Follow the chainsaw’s starting procedure as outlined in the manufacturer’s instructions. This typically involves setting the choke, pressing the decompression valve (if applicable), pulling the starter cord or using an electric start button, and gradually adjusting the choke as the engine warms up. Adhere to the manufacturer’s guidelines to ensure a safe and successful start.
Make Precise and Controlled Cuts
When it comes to actually making the cut, there are several techniques and considerations to keep in mind in order to achieve clean and efficient results. Apply steady pressure on the chainsaw to maintain control and consistency throughout the cutting process. Avoid excessive force or pushing too hard, as this can lead to inefficient cutting and potential kickback.
Maintain a consistent cutting speed as you move the chainsaw through the workpiece. This will help ensure a smooth and even cut. Rapid or uneven cutting motions can result in a rough cut surface and may pose a safety risk.
Keep the chainsaw parallel to the ground throughout the cutting operation. Tilting the chainsaw at an angle can cause the chain to bind or pull to one side, resulting in an uneven and less efficient cut. By keeping the chainsaw parallel to the ground, you can achieve a cleaner and straighter cut.
Avoid Common Mistakes
To maintain safety and efficiency while using a chainsaw, it is crucial to avoid common mistakes that can lead to accidents or damage to the chainsaw. One common mistake is forcing the chainsaw through the cut. Instead, allow the chainsaw to do the work and let the sharp teeth cut through the material at a steady pace. Forcing the chainsaw can result in a loss of control, kickback, or damage to the chain or bar.
Another important mistake to avoid is cutting above shoulder height. Cutting above shoulder height can lead to a loss of balance and control, increasing the risk of accidents. Always keep the chainsaw below shoulder height to maintain stability and prevent potential injuries.
Similarly, avoid cutting near the ground. The ground may contain hidden objects or debris that can damage the chain or bar, leading to inefficient cutting or potential kickback. Keep the chainsaw above ground level to ensure a safer and more efficient cutting experience.
Regularly Maintain the Chainsaw

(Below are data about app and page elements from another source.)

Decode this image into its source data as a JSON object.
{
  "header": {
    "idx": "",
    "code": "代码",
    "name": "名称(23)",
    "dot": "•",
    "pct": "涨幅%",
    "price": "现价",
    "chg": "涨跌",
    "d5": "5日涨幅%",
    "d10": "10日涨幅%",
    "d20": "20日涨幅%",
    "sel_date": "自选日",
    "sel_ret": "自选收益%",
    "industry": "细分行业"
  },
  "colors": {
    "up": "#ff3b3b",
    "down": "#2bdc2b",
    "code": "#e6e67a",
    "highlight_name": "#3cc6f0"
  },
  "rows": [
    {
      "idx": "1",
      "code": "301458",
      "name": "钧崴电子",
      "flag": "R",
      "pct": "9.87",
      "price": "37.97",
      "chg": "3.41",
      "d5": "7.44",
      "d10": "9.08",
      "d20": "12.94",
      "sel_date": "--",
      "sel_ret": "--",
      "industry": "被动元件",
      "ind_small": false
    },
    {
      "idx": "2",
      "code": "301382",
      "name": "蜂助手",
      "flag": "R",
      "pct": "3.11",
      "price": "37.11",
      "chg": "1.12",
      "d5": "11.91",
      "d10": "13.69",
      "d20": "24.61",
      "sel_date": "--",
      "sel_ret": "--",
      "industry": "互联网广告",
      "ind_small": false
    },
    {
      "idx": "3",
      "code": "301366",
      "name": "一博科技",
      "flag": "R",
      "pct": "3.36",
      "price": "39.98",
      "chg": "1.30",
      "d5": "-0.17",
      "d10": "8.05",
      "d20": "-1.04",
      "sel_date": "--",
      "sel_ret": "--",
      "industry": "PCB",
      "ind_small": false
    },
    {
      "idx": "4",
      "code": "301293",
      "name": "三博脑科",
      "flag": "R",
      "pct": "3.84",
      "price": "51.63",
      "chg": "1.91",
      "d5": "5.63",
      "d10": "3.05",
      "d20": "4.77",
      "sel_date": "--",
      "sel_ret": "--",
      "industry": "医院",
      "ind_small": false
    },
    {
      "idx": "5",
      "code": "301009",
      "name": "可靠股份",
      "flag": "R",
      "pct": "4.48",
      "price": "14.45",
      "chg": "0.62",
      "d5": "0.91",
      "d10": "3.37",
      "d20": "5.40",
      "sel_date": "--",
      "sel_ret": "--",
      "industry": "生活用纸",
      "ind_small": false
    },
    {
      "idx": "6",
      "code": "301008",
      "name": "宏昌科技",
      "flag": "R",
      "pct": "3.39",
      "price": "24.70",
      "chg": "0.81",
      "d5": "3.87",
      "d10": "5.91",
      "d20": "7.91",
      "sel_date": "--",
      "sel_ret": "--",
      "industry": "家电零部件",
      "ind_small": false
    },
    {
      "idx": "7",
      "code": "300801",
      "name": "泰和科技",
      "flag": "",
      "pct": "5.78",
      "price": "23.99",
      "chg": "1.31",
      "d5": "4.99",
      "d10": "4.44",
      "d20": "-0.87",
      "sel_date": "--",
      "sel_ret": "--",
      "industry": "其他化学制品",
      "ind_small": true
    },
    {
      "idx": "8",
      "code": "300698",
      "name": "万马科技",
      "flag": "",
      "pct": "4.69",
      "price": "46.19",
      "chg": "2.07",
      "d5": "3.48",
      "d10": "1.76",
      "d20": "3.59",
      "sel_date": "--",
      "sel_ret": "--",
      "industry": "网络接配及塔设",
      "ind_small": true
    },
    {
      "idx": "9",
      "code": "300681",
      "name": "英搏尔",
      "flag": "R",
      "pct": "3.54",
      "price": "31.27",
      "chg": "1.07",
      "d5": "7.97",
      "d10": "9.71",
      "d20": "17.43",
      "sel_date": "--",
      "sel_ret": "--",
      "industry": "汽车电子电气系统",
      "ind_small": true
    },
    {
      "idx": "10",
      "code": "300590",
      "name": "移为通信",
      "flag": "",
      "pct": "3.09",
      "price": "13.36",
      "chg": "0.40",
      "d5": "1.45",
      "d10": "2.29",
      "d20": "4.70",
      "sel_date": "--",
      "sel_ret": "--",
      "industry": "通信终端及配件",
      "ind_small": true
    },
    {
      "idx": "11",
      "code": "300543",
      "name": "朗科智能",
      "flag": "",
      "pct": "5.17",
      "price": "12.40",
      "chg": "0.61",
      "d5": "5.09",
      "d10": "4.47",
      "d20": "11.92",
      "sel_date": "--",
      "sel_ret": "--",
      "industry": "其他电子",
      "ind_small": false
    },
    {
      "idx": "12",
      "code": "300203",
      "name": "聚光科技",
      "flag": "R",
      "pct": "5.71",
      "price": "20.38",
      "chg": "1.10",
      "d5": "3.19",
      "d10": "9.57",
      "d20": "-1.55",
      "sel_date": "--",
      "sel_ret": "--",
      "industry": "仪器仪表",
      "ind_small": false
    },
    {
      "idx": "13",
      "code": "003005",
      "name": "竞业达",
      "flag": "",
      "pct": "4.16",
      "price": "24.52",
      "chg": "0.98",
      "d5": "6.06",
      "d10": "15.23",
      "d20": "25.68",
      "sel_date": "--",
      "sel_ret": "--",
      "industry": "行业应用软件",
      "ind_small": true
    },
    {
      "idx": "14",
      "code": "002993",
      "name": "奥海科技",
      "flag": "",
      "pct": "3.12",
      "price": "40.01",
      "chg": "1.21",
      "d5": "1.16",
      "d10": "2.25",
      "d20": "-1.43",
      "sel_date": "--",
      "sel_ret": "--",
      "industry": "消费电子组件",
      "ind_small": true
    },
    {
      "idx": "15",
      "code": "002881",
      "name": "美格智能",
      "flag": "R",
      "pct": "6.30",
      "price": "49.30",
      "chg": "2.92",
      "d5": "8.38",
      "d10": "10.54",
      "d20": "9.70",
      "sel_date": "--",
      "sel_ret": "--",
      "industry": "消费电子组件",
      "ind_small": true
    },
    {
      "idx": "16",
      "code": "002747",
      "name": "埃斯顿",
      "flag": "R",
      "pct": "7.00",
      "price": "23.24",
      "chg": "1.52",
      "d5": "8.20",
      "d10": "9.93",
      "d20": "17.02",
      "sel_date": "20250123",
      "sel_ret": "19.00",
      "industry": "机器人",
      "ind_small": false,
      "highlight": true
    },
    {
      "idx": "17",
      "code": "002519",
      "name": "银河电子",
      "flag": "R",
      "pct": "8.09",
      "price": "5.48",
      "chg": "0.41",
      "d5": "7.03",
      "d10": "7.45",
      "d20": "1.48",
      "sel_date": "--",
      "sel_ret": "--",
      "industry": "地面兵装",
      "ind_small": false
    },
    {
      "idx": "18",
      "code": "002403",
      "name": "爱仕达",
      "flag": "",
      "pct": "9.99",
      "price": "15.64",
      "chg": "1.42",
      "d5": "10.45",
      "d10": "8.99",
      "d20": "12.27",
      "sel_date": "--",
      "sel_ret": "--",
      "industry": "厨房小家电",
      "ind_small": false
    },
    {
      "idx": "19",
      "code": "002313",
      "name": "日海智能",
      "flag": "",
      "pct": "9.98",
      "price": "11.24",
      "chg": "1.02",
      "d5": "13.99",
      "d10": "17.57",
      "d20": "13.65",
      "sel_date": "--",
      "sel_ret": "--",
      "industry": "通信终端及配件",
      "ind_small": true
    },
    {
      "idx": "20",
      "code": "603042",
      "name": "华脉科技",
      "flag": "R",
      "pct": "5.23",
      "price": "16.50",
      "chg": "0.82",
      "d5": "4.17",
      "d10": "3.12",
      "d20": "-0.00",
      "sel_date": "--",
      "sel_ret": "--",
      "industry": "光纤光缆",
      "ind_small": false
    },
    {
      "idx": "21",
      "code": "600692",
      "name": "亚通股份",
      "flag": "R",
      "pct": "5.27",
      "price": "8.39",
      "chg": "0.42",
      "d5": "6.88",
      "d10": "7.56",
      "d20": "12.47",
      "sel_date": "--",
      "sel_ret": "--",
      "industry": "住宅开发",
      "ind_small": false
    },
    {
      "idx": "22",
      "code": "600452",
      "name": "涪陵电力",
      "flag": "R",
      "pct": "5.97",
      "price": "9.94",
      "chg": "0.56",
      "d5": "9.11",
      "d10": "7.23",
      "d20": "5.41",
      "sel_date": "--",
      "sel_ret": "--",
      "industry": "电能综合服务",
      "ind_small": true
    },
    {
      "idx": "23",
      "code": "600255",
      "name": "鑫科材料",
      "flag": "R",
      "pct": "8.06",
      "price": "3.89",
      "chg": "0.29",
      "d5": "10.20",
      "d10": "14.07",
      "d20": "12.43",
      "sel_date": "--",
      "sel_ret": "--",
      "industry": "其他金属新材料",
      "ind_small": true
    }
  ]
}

In order to keep your chainsaw running smoothly and efficiently, it is important to regularly maintain it. After each use, make sure to clean the chainsaw thoroughly. Remove any debris, sawdust, or oil residue from the exterior surfaces. Pay particular attention to the air filter and remove any dirt or debris to ensure proper airflow.
Check the chainsaw for any loose or damaged parts. Tighten any loose screws or bolts to prevent potential hazards. Inspect the bar, chain, and sprocket for any signs of wear or damage. If any components appear worn or damaged, it is important to replace them promptly to maintain the chainsaw’s optimal performance.
Regularly inspect the chain for proper tension and sharpness. Adjust the chain tension if necessary, following the manufacturer’s instructions. If the chain is excessively worn or dull, it is important to sharpen it to ensure efficient cutting. Remember to use the appropriate tools and follow the correct sharpening procedure to maintain the chain’s cutting performance.
In conclusion, achieving a clean and efficient chainsaw cut requires careful consideration of several factors. By choosing the right chainsaw for your needs and experience level, maintaining and sharpening it properly, preparing the work area, wearing proper protective gear, adopting the correct position and stance, planning and visualizing the cut, starting the chainsaw safely, making precise and controlled cuts, avoiding common mistakes, and regularly maintaining the chainsaw, you can ensure both safety and efficiency in your chainsaw operations. Remember to always prioritize safety and follow the manufacturer’s instructions for the specific chainsaw model you are using. Happy chainsawing!